• [Activity]: Please report how many lines of the following entries hold the word "this", giving the number alone.

• [Task inputs]:
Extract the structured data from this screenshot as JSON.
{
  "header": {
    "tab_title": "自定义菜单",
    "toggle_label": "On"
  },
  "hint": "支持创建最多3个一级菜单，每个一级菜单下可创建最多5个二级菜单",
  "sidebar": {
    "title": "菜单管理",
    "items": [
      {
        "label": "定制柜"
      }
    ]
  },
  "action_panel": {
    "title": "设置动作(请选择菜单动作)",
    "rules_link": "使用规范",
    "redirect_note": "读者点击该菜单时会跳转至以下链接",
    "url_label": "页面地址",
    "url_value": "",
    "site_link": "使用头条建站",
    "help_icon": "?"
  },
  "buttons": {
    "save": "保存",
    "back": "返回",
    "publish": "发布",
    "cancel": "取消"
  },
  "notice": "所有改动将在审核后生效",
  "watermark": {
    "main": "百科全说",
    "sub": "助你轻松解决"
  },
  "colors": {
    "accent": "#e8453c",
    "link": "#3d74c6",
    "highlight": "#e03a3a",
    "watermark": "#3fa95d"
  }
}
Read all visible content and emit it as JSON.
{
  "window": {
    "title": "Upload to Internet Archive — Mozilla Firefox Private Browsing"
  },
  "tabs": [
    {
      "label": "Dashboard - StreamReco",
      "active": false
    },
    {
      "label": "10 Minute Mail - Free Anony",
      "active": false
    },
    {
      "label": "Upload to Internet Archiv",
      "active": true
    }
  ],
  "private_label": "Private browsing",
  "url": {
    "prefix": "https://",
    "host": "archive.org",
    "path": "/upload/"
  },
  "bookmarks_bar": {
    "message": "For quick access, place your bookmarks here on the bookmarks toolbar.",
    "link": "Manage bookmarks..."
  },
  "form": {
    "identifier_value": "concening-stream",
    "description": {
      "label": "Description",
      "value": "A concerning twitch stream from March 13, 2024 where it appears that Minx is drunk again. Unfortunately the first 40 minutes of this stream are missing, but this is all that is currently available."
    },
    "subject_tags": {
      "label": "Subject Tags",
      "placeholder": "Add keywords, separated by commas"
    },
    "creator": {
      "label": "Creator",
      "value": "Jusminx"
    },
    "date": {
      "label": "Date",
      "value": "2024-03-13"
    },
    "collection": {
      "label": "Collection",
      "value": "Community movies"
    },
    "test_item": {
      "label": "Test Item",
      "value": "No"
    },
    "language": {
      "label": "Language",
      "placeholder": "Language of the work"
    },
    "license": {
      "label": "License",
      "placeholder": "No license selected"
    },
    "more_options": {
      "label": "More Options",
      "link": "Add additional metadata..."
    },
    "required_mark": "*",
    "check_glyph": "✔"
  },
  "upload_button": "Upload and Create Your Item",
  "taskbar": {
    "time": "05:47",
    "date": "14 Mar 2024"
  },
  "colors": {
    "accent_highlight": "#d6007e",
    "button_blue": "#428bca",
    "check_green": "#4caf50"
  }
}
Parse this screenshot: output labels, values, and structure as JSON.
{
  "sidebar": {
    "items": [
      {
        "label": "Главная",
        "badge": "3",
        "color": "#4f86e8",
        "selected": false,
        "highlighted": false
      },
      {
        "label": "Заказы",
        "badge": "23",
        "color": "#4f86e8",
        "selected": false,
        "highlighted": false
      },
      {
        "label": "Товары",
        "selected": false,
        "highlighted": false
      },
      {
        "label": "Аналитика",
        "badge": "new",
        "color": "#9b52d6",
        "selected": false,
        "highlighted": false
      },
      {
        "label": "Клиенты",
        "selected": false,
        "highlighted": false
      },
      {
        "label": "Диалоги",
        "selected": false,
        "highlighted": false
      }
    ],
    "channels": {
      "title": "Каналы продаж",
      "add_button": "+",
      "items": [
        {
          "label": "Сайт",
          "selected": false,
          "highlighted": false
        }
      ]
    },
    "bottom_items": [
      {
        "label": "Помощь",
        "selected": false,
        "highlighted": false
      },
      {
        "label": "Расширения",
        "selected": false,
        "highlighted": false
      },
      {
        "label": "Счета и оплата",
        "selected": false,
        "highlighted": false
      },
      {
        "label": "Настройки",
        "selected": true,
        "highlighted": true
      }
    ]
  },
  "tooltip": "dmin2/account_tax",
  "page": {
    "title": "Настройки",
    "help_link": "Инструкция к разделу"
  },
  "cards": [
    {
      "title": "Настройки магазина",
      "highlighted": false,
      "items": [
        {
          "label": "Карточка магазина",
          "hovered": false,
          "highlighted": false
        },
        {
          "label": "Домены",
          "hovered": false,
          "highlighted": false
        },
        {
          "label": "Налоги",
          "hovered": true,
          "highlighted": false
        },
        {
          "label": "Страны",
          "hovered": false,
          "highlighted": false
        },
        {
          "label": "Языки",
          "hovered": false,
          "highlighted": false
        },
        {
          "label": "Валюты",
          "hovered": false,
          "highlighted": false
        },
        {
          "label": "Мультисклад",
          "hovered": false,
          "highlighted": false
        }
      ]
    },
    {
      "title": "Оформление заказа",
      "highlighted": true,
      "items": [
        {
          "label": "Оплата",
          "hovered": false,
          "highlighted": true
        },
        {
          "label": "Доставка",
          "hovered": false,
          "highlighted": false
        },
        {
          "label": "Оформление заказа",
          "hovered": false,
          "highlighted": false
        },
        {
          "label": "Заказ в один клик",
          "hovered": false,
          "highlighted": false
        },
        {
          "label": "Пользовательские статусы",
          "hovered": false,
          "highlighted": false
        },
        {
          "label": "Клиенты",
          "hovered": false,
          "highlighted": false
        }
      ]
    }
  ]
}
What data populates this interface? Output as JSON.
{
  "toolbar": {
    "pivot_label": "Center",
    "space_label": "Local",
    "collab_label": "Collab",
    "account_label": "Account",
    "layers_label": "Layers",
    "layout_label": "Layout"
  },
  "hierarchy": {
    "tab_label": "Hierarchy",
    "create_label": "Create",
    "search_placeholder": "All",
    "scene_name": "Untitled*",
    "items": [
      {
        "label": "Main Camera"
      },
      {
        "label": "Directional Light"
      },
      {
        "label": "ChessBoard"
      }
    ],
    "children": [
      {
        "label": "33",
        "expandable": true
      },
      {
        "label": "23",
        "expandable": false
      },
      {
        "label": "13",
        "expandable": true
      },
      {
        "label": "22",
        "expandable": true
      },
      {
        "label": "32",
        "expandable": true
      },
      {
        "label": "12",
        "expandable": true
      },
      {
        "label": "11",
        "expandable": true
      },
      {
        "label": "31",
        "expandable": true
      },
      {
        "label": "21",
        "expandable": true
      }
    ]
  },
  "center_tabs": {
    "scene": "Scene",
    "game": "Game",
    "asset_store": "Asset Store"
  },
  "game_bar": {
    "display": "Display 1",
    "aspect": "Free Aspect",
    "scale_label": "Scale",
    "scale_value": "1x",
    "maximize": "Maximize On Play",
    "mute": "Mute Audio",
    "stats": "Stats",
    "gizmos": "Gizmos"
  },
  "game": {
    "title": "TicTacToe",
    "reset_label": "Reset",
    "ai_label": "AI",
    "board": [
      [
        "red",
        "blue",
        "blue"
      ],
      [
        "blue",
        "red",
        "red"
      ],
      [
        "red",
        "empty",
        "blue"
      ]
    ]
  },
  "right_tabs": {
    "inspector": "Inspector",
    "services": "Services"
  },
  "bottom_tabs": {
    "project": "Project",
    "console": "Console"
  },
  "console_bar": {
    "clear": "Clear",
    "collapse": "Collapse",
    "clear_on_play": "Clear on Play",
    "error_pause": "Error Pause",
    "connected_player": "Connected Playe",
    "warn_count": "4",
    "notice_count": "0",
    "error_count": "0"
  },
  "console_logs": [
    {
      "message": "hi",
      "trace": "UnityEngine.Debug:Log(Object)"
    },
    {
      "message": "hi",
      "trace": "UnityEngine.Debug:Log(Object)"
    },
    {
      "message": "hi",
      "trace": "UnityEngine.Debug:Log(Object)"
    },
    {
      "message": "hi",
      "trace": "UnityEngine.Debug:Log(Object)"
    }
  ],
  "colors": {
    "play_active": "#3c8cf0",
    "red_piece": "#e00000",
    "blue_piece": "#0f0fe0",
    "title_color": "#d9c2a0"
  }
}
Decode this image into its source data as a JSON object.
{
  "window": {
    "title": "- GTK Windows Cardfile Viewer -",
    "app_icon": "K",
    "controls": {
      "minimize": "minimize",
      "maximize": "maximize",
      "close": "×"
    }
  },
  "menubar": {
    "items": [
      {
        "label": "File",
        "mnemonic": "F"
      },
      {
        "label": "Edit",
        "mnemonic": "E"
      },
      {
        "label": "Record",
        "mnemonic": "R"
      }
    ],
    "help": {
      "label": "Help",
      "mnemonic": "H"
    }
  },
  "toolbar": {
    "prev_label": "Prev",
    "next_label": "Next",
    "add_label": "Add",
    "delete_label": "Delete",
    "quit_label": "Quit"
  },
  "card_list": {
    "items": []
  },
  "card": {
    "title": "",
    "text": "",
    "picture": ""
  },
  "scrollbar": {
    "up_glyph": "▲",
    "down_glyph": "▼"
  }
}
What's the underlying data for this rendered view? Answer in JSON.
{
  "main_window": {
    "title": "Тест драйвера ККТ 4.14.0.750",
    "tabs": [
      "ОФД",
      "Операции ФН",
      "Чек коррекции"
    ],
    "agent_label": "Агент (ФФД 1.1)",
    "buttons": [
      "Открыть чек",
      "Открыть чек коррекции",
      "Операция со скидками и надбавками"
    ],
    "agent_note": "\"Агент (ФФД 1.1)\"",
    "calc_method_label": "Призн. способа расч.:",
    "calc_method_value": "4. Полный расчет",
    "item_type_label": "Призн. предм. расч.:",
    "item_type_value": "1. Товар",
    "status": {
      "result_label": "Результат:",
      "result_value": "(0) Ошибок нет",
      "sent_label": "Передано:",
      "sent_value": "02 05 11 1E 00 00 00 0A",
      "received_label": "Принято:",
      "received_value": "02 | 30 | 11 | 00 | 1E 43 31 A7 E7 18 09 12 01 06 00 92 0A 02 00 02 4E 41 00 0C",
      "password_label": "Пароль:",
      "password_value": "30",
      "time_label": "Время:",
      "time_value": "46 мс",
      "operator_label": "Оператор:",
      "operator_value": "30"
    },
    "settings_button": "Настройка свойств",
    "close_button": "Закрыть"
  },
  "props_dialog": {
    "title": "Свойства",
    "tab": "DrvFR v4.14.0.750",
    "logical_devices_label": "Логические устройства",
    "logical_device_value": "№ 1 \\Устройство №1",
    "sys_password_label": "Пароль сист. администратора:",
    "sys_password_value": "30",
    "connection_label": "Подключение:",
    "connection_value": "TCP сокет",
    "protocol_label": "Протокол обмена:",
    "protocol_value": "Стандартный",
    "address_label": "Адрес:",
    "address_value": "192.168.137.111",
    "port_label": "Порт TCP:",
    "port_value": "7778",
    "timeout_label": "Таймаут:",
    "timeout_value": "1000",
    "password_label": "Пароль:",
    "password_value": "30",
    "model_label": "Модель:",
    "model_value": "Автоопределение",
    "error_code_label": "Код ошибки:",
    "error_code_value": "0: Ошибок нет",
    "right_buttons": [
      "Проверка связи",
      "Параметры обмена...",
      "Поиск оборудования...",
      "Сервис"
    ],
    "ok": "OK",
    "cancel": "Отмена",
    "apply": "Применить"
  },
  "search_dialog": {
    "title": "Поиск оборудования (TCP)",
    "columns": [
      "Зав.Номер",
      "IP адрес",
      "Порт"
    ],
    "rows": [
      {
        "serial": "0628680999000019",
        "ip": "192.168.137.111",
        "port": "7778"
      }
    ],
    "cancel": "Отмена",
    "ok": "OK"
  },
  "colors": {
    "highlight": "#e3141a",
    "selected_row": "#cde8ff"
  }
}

• [Expected output]: 6